Next, introduce the Quikrete Fast-Setting Concrete Mix to the equation. Pour the dry mix around the post, and then add water as directed. This isn’t a step to rush; take your time to ensure that each post is perfectly level and plumb, as these will be the pillars of your garden’s architecture.

For those opting for a full concrete installation, dig your holes one-third the length of your post deep, plus an additional six inches. After adding your gravel and setting your post, pour the dry concrete, followed by water, and watch as the mixture sets to create a steadfast bond. Don’t forget to fashion a small mound of concrete around the base for efficient water drainage. With patience and precision, your posts will stand not just as functional supports, but as monuments to your meticulous handiwork.

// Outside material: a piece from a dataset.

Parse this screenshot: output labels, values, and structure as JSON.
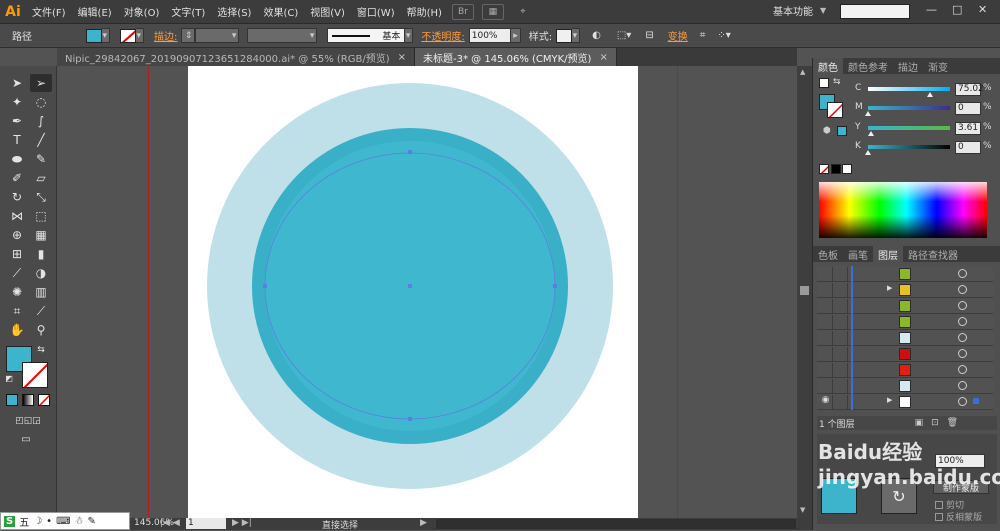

Aligning and Spacing Garden Posts

Ensuring your garden posts are aligned ahow-to-put-in-garden-postsnd spaced correctly is like choreographing a dance where each participant knows their place and moves in harmony. A straight and even fence line is not only pleasing to the eye but also integral to the structural integrity of your garden’s boundary.

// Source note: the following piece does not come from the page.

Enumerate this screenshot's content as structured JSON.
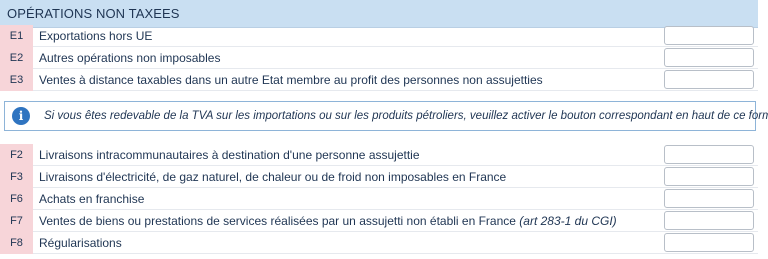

To achieve this, the use of a string guide is indispensable. Stretch a line tight from one end of your intended fence to the other, and let this be your guide for each post’s placement. This simple tool is your ally in maintaining a straight line, ensuring that each post follows the predetermined path.

In areas prone to heavy rain, consider topping off the holes with concrete, which acts as a shield against moisture, keeping the base of your posts dry and rot-free.

When setting the posts, you have options. Some prefer to mix concrete outside the hole for a more controlled consistency, while others pour it directly into the hole to save time. Alternatively, back-fill foam offers a quick setting solution without the weight of concrete, perfect for those looking for an easier installation process.

Whichever method you choose, remember that the goal is to establish a firm and lasting foundation for your garden posts, ensuring they stand tall and true through the seasons.

Finishing Touches and Post Treatment

After the muscle work of setting your garden posts, the final steps are crucial for ensuring a pristine finish and long-term durability. Begin by filling the gaps around each post with soil. This isn’t just backfilling; it’s a process of layering and packing down the soil every 6 inches to create a compact environment that supports the posts. Depending on the local soil conditions, you may need to adjust the fill material. In sandy soils, a mix of soil and gravel provides better stability, while in clay-heavy areas, gravel alone might be the best choice to facilitate drainage and prevent shifting.

Before the posts are even planted in the ground, it’s wise to treat the bottom portion with a wood preservative containing copper naphthenate. This preemptive strike against rot and decay can significantly prolong the life of your fence. It’s a small step with a big impact, much like sealing the deal on a good investment. Speaking of sealing, don’t forget the base of your posts. A bead of high-quality exterior acrylic latex caulk or silicone will act as a barrier against moisture intrusion, especially during freeze/thaw cycles. It’s these finishing touches and treatments that transform a good fence into a great one, standing resilient through the changing seasons and becoming a lasting feature of your garden’s landscape.


In the grand scheme of garden projects, installing posts is a cornerstone achievement that can redefine the character and contours of your outdoor sanctuary. As we’ve journeyed through the meticulous steps from planning to finishing touches, it’s clear that each phase is pivotal in ensuring the stability and aesthetic appeal of your garden’s boundary.

Following the guidelines we’ve outlined is more than a by-the-book approach; it’s a roadmap to a fence that not only stands tall but also integrates seamlessly with the natural beauty of your garden. Regular maintenance and vigilant inspection of your garden posts will not only extend their lifespan but also maintain the integrity of the fence, much like a well-kept storybook preserves its tales.

Remember, the true value of a well-installed garden post is measured not just in the immediate satisfaction of a job well done, but in the enduring presence it lends to your garden’s narrative, season after season.